**GOAL OF THE EXERCISE:**
Search the entries below for "title". Report each line where it occurs.

**DATA RECORDS:**
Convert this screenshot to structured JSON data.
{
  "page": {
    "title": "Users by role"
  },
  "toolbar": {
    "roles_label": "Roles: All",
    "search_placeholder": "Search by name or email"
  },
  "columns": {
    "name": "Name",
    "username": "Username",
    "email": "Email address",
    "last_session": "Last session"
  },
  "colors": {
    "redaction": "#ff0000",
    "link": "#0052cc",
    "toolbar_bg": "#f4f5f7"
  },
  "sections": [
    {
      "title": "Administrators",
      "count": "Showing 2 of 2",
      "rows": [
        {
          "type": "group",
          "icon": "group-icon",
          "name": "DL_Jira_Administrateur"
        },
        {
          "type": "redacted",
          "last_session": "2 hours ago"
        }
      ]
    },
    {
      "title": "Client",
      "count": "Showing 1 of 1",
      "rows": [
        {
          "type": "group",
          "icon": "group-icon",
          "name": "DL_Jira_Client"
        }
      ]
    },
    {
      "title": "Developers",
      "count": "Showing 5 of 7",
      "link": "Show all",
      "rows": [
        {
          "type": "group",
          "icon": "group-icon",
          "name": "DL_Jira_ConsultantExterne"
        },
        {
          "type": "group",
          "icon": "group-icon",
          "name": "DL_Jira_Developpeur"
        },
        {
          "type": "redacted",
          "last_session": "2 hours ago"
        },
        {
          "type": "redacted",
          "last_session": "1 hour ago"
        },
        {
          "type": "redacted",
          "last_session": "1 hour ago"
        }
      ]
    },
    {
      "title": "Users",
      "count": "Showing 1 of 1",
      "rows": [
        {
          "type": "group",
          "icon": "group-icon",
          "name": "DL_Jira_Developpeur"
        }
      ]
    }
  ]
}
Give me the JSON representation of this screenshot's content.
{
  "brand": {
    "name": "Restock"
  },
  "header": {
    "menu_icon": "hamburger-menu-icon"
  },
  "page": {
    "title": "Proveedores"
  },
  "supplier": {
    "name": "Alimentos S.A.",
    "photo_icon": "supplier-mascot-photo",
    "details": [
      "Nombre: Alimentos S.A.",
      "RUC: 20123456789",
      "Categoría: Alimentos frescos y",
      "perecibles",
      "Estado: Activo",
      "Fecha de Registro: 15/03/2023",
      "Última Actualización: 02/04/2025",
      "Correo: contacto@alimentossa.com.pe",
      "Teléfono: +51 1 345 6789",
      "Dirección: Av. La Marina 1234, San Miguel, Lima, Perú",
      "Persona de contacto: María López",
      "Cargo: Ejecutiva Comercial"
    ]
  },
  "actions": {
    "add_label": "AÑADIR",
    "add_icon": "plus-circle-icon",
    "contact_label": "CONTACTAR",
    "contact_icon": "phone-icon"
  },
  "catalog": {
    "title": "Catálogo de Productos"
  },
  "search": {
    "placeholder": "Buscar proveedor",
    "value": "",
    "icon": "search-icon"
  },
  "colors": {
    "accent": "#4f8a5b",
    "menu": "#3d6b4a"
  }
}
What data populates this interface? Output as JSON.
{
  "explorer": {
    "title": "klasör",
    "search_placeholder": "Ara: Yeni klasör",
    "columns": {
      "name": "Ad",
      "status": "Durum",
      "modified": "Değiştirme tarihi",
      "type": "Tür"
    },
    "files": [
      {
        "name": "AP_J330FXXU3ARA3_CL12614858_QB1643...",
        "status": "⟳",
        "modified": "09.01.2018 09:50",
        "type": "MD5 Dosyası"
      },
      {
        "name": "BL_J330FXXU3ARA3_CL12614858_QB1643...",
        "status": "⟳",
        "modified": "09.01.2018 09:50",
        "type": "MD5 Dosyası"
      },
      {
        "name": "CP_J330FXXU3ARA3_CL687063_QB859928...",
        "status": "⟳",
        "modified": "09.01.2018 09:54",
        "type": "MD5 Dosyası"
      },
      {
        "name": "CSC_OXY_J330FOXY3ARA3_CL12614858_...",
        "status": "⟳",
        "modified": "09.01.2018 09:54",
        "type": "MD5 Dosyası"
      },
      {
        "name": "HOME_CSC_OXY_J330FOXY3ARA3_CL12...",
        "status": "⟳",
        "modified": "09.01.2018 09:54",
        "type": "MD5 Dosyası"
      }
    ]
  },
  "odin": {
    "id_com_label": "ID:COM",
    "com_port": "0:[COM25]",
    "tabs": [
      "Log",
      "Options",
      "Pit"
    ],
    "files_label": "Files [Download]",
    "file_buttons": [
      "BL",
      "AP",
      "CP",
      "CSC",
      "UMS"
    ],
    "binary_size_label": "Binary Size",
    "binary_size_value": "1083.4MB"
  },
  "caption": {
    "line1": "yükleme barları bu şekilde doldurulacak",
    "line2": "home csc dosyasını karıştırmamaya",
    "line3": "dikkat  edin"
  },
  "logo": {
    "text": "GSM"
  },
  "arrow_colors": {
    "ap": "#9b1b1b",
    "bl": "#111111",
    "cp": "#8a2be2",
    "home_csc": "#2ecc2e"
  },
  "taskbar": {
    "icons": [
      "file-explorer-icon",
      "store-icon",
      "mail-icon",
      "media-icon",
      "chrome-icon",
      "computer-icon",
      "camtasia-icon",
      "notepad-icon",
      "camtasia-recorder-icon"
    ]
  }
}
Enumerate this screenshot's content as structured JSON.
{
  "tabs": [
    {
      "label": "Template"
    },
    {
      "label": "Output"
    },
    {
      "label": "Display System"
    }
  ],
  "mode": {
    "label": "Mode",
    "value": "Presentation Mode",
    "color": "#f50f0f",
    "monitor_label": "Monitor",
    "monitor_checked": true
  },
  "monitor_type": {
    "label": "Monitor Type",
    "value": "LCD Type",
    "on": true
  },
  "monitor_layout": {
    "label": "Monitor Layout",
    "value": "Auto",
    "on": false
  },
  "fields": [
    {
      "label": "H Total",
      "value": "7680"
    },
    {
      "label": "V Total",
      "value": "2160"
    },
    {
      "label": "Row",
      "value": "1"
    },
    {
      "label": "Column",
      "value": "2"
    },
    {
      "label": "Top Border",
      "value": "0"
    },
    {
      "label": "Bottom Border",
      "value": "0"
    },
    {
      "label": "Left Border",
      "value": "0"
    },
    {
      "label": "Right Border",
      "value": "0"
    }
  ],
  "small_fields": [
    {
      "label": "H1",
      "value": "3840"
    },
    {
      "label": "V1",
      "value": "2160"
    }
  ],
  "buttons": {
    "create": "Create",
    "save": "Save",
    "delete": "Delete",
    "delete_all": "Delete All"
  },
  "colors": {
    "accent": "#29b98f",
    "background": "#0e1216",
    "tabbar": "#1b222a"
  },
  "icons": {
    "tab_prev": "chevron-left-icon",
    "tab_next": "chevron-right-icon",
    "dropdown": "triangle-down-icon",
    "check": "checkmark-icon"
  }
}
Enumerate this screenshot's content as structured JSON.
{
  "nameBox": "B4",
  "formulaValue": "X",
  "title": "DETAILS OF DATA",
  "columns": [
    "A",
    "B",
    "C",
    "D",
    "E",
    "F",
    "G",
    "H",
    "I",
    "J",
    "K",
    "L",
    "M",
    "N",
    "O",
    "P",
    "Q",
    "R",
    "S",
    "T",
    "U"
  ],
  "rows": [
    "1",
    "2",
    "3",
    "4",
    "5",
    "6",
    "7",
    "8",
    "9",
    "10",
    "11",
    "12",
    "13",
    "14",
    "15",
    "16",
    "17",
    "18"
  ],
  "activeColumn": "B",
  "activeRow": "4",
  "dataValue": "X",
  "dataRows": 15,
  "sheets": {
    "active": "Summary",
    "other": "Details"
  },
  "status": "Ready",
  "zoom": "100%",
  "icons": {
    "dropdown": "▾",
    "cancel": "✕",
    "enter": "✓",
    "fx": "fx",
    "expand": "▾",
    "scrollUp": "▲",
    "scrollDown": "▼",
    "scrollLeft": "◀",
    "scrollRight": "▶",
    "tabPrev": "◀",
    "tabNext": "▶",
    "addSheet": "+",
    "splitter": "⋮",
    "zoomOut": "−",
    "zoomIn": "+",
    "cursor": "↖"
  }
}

**ANSWER SECTION:**
    "title": "Users by role"
      "title": "Administrators",
      "title": "Client",
      "title": "Developers",
      "title": "Users",
    "title": "Proveedores"
    "title": "Catálogo de Productos"
    "title": "klasör",
  "title": "DETAILS OF DATA",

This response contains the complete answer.